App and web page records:

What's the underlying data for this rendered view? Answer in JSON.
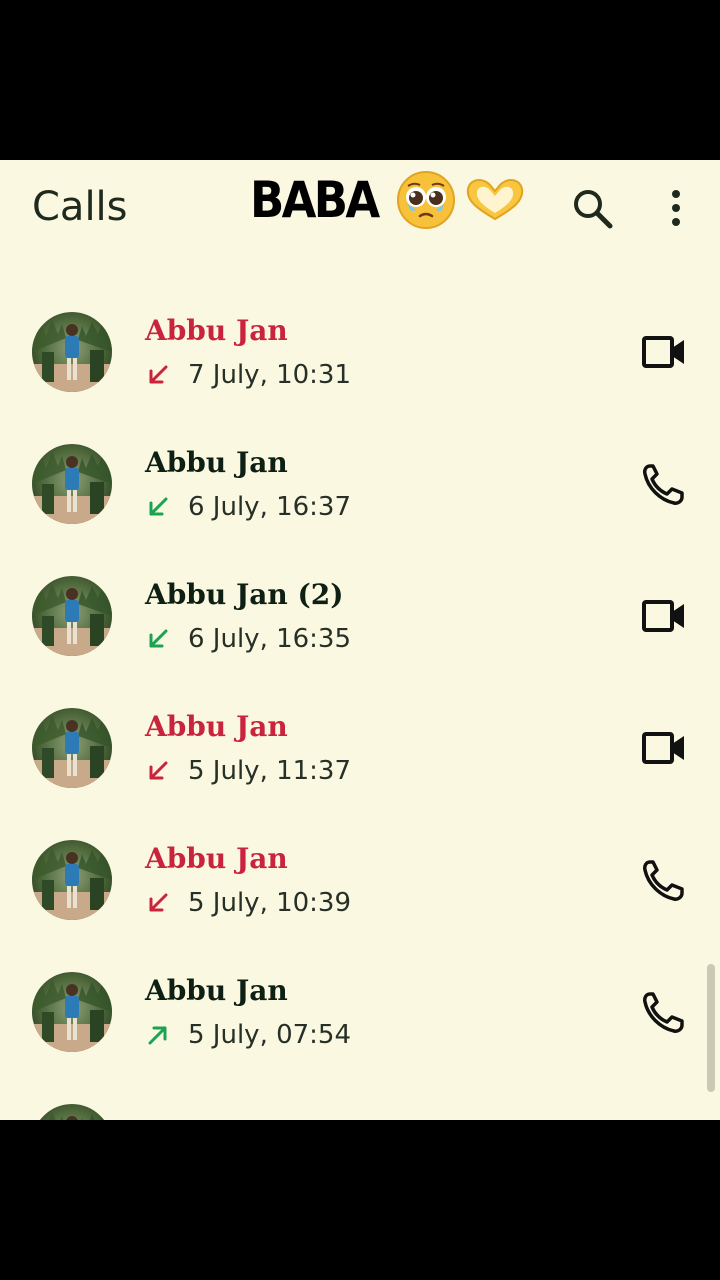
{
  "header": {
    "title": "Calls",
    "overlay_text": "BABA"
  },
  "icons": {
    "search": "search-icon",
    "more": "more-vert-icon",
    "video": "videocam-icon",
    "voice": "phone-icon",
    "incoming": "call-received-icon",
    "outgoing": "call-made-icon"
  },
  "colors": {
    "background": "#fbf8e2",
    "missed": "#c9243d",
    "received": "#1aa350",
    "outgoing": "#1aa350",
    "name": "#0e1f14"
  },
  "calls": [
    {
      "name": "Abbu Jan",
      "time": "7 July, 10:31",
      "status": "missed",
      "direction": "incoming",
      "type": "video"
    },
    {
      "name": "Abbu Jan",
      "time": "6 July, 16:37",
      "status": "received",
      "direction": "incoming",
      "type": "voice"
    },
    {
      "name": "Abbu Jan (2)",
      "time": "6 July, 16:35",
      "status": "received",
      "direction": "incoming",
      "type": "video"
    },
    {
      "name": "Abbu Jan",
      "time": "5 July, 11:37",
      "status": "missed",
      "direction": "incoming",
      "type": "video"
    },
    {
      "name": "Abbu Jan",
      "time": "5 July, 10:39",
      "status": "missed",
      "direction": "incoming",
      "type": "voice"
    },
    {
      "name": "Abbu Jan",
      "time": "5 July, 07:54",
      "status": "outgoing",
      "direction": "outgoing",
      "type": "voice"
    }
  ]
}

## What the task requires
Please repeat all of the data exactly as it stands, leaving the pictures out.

## Result of the exercise
What's the underlying data for this rendered view? Answer in JSON.
{
  "header": {
    "title": "Calls",
    "overlay_text": "BABA"
  },
  "icons": {
    "search": "search-icon",
    "more": "more-vert-icon",
    "video": "videocam-icon",
    "voice": "phone-icon",
    "incoming": "call-received-icon",
    "outgoing": "call-made-icon"
  },
  "colors": {
    "background": "#fbf8e2",
    "missed": "#c9243d",
    "received": "#1aa350",
    "outgoing": "#1aa350",
    "name": "#0e1f14"
  },
  "calls": [
    {
      "name": "Abbu Jan",
      "time": "7 July, 10:31",
      "status": "missed",
      "direction": "incoming",
      "type": "video"
    },
    {
      "name": "Abbu Jan",
      "time": "6 July, 16:37",
      "status": "received",
      "direction": "incoming",
      "type": "voice"
    },
    {
      "name": "Abbu Jan (2)",
      "time": "6 July, 16:35",
      "status": "received",
      "direction": "incoming",
      "type": "video"
    },
    {
      "name": "Abbu Jan",
      "time": "5 July, 11:37",
      "status": "missed",
      "direction": "incoming",
      "type": "video"
    },
    {
      "name": "Abbu Jan",
      "time": "5 July, 10:39",
      "status": "missed",
      "direction": "incoming",
      "type": "voice"
    },
    {
      "name": "Abbu Jan",
      "time": "5 July, 07:54",
      "status": "outgoing",
      "direction": "outgoing",
      "type": "voice"
    }
  ]
}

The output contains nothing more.